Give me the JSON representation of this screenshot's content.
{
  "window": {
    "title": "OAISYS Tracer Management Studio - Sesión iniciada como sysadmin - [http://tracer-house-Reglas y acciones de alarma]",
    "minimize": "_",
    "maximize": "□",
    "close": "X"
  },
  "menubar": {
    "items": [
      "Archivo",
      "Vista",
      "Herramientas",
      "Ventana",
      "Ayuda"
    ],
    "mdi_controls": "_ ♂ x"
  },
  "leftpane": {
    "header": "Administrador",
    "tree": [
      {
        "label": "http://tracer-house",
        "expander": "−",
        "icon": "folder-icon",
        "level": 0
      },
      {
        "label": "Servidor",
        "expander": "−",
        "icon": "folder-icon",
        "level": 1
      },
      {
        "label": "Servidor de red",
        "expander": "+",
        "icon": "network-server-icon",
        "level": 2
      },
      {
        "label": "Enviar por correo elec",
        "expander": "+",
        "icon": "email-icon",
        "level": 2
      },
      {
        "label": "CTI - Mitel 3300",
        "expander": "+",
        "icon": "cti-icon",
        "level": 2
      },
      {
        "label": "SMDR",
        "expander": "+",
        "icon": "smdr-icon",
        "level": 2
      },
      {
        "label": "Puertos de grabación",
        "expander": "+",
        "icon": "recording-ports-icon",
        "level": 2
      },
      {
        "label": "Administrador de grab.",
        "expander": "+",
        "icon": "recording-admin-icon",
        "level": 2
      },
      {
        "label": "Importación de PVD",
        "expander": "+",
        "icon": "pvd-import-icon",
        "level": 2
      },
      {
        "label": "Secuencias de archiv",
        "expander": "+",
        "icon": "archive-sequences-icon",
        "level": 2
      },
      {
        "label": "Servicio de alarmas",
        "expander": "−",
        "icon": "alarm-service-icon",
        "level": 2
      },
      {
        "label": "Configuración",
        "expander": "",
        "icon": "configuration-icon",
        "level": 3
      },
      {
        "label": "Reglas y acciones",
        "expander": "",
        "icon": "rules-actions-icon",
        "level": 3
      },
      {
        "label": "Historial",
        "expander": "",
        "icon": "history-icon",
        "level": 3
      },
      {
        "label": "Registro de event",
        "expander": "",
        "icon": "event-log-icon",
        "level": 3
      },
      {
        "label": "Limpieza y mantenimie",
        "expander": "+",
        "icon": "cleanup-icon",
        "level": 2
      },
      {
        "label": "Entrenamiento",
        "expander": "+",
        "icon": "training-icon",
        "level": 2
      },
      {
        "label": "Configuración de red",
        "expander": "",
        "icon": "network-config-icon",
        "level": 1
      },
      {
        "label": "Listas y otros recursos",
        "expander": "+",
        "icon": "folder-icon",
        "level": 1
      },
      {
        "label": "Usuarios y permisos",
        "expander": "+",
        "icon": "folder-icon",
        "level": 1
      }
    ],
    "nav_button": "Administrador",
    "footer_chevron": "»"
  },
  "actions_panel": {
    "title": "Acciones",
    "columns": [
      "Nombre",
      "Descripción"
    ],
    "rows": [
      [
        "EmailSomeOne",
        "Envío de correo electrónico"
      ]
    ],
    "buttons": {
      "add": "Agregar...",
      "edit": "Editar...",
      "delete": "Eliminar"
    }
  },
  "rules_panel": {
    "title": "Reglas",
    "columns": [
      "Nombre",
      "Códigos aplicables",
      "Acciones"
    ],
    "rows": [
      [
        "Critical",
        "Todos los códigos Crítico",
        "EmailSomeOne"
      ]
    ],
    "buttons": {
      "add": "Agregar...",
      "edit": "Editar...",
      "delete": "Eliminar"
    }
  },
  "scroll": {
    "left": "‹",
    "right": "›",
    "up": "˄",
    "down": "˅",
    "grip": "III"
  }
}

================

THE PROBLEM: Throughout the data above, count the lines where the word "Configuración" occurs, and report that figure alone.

SOLVED PROBLEM: 2